Any person not a citizen or national of the United States.                            


Asylee (Refugee)        

An alien may qualify for refugee status if the alien has a well-founded fear of persecution due to race, religion, nationality, membership in a particular social group, or political opinion if returned to the home country or country of last permanent residence. The alien may stay in the U.S. as long as expulsion would put them at risk, unless he or she meets one of the grounds for loss of status. Refugee status is adjudicated while the person is outside the U.S.; asylee status is adjudicated while the person is in the U.S.                         


CBP – U.S. Customs and Border Protection            

An agency of the Department of Homeland Security, CBP prevents the illegal entry of people and goods while supporting travel and trade.                        


Conditional Permanent Resident      

Conditional permanent residents include alien spouses and their children who applied for permanent resident status based on a qualifying marriage to a LPR or a citizen.  Conditional status expires on the second anniversary of obtaining such status unless the alien and his or her spouse have jointly applied for permanent resident status prior to that time.                                
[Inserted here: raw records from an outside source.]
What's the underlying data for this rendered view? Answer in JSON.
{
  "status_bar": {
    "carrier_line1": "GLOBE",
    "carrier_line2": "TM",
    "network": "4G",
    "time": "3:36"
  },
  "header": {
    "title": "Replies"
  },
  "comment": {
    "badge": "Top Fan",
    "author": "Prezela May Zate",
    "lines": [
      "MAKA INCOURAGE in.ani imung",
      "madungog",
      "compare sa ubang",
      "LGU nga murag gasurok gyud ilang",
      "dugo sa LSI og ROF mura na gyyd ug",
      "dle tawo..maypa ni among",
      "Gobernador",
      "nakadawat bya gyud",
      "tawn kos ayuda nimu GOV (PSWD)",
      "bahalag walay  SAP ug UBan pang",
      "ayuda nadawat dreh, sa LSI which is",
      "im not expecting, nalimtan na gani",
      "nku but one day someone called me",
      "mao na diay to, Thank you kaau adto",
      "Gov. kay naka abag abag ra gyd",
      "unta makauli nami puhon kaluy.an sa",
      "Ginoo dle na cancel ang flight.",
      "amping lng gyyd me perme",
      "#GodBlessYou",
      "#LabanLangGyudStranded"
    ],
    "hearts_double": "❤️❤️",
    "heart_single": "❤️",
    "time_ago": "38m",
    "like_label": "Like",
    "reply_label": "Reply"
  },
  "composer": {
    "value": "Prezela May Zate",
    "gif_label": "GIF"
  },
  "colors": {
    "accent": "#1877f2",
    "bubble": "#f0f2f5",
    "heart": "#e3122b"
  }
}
Crime Victim or Witness (U visas)    

The U visa is available to persons in the U.S. as undocumented aliens who meet the following requirements: 

  • has suffered severe physical or mental abuse as victim of criminal activity;
  • has been, is being, or is likely to be helpful to a federal, state, or local investigation of the criminal abuse;
  • has certification from a federal, state or local judge, prosecutor, law enforcement officer, or other justice official involved in prosecuting the activity that he or she has been, is being, or is likely to be helpful to a federal, state, or local investigation of the criminal abuse.


EOIR – Executive Office for Immigration Review  

The Executive Office for Immigration Review (EOIR) conducts immigration court proceedings, appellate reviews, and administrative hearings.                          


ICE – U.S. Immigration and Customs Enforcement          

Investigative arm of the Department of Homeland Security, ICE enforces federal laws governing border control, customs, trade, and immigration.


Lawful Permanent Resident (LPR)  

LPRs are also known as green card holders. LPR status allows an alien to live and work permanently in the U.S.


Naturalized Citizen    

Aliens who acquire citizenship through naturalization. Naturalization is the way U.S. citizenship is granted to a foreign citizen or national after he or she fulfills the requirements established by Congress in the Immigration and Nationality Act (INA).                        


Special Immigrant Juvenile Status (SIJS)   

Special immigrant juvenile status is available to an unmarried alien under age 21 who is under juvenile court jurisdiction and for whom a juvenile court has made these findings:

  • (1) the child has been declared dependent on the court or the court has placed the child in the custody of a state agency, individual, or entity appointed by a state or juvenile court;
  • (2) the child’s reunification with one or both parents is not viable due to abuse, neglect, abandonment, or a similar basis under state law; and 
  • (3) the child’s best interest would not be served by being returned to his/her country of origin.


Temporary Protected Status (TPS)   

The Secretary of Homeland Security may designate a foreign country for TPS due to conditions that temporarily prevent the country’s nationals from returning safely, or in certain circumstances, where the country is unable to handle the return of its nationals adequately.                        


Victims of Human Trafficking (T visas)       

The T visa is available for victims of human trafficking who meet the following requirements:

  • The person is the victim of severe trafficking
  • The person is helping investigating or prosecuting traffickers


Violence Against Woment Act (VAWA)       

The Violence Against Women Act (VAWA) allows battered immigrants to petition for legal status in the United States without relying on abusive U.S. citizen or legal permanent resident spouses, parents or children to sponsor their Adjustment of Status (Form I-485) applications.